Aim: Estimation of the ocular status in adolescents with diabetes mellitus type 1 (DM1) treated with
continuous subcutaneous insulin infusion (CSII), assessment of the development of the diabetic retinopathy (DR)
and nephropathy (DN) within 10 years.
Methods: 37 patients (74 eyes) aged 16-33 years, treated with CSII were enrolled to the study. Baseline, and a 10-
year follow-up evaluation included: best corrected visual acuity (BCVA), tonometry, slit lamp exam and
fluorescein angiography (FLA). Additionally, spectral-domain optical coherence tomography (SD-OCT) was
done in the 7th year of observation to assess the thickness of the retinal nerve fiber (RNFL) and the ganglion cellinner
plexiform layers (GCL-IPL) complex thickness. Glycated haemoglobin (HbA1) and albuminuria were also
Results: During the 10-year observation period DR (non-proliferative - NPDR, proliferative - PDR, diabetic

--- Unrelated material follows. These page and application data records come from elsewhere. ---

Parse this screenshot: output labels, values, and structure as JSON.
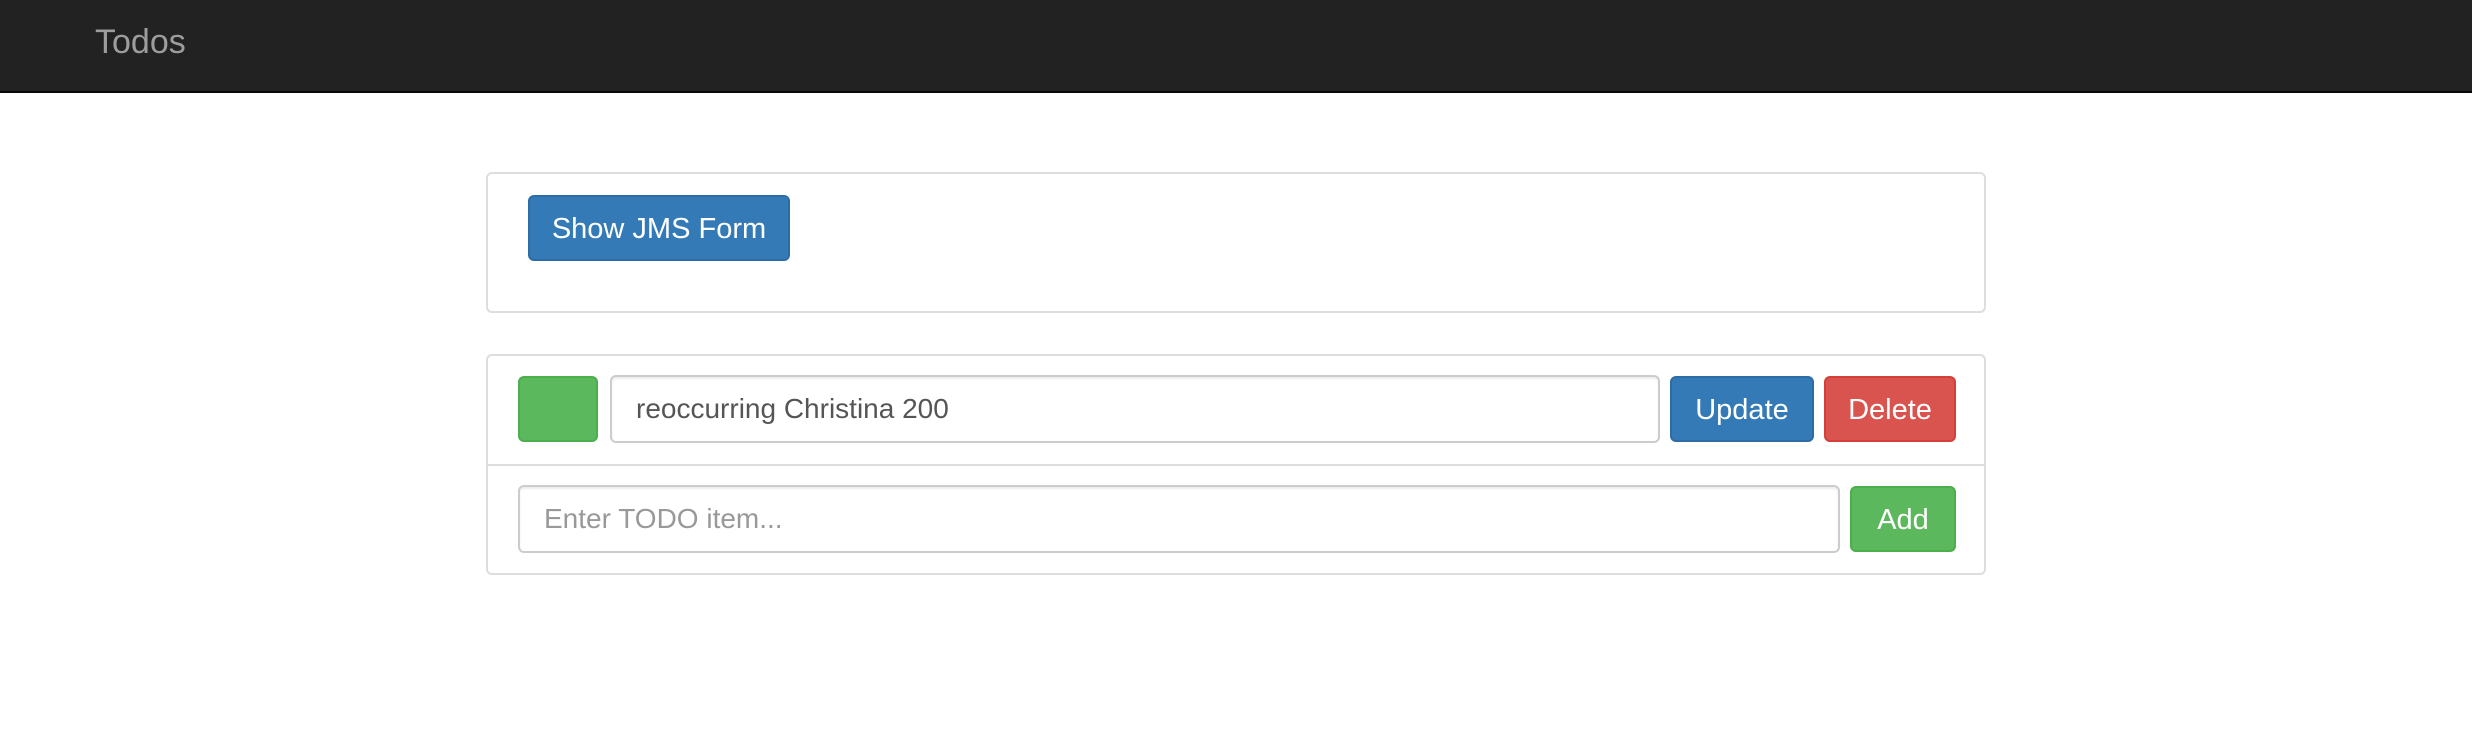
{
  "navbar": {
    "brand": "Todos"
  },
  "top_panel": {
    "show_form_label": "Show JMS Form"
  },
  "todo_list": {
    "items": [
      {
        "text": "reoccurring Christina 200",
        "done": true,
        "update_label": "Update",
        "delete_label": "Delete"
      }
    ],
    "new_item": {
      "value": "",
      "placeholder": "Enter TODO item...",
      "add_label": "Add"
    }
  },
  "colors": {
    "navbar_bg": "#222222",
    "brand_text": "#9d9d9d",
    "primary": "#337ab7",
    "success": "#5cb85c",
    "danger": "#d9534f",
    "panel_border": "#dddddd"
  }
}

macular edema - DME) was diagnosed in 3 (8%) patients. In the DR group: BCVA was significantly lower, intraocular
pressure (IOP) levels and albuminuria were higher. There were no differences in HbA1 in both groups.
The thinning of RNFL was observed in both groups. Macular RNFL, GCL-IPL complex thickness assessment
showed a significantly higher number of borderline results in the group with DR.
Conclusions: Diabetic patients treated with CSII are at a lower risk of developing vascular complications even
with poor metabolic control. Increased albuminuria may be a predictive sign for early ocular complications, and
requires intense observation. Diagnosis of RNFL and GCL-IPL decreased values is crucial prior to diabetic retinopathy
development. SD-OCT is a non-invasive, easy-to-perform, relatively inexpensive procedure, and can be
a useful tool to monitor neuropathy progression.